I’ve not reviewed very many Balvenies over the years (only 10 total and only a handful in the last 4-5 years). There was a time when their 12 yo Double Wood was a regular in my rotation but that was a long time ago. It seems to be available for a relatively reasonable price in Minnesota. Should I give it a go? I do know I wasn’t terribly impressed the last time I tried it but it may have improved since, I suppose. I was also a huge fan a decade ago of their 15 yo Single Barrel series that was all from bourbon casks (here’s the only one I’ve reviewed). But that got replaced by a hot sherry bomb that cost a lot more and which I was not very impressed with the first time I tried it, though I did like the second cask I tried better. The Balvenie I’m reviewing today is also sherried, albeit the sherry comes in only via a finish: it spends some time in PX casks after initial maturation in American oak (presumably ex-bourbon) casks. It was/is a Travel Retail exclusive, which makes it a bit surprising both that it has an age statement and that it’s at a good drinking strength of 48.7%. How much of its 18 years it spends in either cask type I’m not sure, but here’s hoping the finish is well-integrated. Let’s see.

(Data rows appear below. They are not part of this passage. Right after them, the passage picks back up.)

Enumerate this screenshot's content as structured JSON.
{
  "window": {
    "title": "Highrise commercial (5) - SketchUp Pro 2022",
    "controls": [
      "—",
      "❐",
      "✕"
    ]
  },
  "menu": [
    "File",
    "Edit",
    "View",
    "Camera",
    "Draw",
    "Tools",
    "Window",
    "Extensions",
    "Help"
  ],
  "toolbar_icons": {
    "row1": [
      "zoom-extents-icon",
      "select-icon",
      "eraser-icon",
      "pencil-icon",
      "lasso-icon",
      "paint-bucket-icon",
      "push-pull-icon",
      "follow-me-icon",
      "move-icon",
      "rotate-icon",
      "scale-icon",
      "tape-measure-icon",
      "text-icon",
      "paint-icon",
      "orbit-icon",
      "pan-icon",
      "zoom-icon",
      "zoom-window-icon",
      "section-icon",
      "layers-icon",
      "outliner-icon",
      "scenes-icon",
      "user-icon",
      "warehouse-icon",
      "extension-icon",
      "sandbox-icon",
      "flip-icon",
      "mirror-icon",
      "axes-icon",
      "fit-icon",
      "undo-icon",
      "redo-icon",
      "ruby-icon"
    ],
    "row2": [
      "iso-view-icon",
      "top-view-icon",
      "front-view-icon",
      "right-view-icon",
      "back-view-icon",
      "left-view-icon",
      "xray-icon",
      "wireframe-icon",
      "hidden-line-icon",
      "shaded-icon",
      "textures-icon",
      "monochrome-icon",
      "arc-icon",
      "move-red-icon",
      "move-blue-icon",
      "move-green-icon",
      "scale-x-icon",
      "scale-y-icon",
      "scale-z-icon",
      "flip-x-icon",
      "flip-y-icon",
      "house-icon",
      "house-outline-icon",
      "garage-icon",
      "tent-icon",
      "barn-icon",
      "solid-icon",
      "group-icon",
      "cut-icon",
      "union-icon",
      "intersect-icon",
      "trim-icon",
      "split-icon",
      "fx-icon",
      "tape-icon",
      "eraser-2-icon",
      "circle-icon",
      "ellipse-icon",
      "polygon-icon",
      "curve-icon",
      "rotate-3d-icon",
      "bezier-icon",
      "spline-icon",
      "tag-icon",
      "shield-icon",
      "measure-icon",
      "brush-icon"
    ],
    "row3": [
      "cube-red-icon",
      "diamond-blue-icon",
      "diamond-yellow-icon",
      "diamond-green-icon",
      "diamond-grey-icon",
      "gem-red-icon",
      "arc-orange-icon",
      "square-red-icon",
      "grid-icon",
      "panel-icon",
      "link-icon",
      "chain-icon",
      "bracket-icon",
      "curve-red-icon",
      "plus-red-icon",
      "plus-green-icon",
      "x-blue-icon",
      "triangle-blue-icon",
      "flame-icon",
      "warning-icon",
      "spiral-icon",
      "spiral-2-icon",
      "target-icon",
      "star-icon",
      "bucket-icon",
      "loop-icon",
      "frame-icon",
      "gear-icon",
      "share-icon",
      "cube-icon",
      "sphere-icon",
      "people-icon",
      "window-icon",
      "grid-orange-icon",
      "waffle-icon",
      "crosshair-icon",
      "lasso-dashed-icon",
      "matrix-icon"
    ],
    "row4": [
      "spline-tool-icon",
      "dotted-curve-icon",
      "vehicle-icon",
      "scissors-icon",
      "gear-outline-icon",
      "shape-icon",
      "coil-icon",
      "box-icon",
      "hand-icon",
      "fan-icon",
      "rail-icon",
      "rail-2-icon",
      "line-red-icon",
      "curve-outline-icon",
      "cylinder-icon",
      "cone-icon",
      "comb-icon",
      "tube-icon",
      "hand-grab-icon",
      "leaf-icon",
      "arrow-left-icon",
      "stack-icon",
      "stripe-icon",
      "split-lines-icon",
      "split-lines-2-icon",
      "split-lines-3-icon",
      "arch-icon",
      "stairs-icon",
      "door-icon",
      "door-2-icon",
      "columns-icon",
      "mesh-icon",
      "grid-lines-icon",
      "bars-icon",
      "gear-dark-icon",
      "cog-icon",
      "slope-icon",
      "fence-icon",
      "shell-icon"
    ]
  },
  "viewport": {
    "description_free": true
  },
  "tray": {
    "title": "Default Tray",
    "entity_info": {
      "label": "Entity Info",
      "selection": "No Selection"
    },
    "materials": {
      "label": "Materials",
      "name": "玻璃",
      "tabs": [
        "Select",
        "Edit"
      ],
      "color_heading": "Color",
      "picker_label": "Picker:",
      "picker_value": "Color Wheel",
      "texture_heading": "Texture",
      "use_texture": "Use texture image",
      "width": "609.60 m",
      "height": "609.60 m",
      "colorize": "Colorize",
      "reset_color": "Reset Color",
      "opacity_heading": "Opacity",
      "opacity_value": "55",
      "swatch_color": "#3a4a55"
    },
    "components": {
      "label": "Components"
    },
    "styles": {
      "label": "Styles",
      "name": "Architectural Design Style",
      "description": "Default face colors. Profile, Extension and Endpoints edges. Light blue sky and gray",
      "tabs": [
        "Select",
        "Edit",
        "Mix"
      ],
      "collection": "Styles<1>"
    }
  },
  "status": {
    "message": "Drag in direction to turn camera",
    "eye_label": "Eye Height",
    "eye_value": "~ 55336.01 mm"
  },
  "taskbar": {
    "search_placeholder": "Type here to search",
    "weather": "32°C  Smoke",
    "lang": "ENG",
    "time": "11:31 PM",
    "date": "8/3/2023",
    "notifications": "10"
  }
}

Balvenie 18, PX Finish (48.7%; from a bottle split)
Nose: Bright citrus with leaves, a bit of brine, some cereals and a bit of dusty oak. With time there’s some raisin and some orange peel. With a few drops of water there’s a bit of cream, edging into milky cocoa.
Palate: Comes in with the oak leading the way but otherwise it’s more or less the same mix. A good drinking strength and texture. Begins to get richer as I swallow. More oak with each sip and a bit of orange peel but nothing else that’s very interesting. Okay, let’s see if water improves things. Well, it pushes the oak back a bit but I can’t say it brings out anything very interesting here.
Finish: Long. It’s here that the sherry character builds with raisins, a bit of pipe tobacco and dried orange peel. Alas, the sherry separates a few seconds in and the dominant note at the end is of cooking sherry. Some improvement on the sherry separation front with time. Water is best for the finish as the whole integrates better and the richer notes of raisin and orange peel expand past the oak.
Comments: Not the rich sherry bomb I was expecting and, on the whole, more evidence that it’s hard to find good values in Travel Retail. Though I gather this was/is not priced anywhere near the vicinity of what might be considered “good value” to begin with.
Rating: 82 points.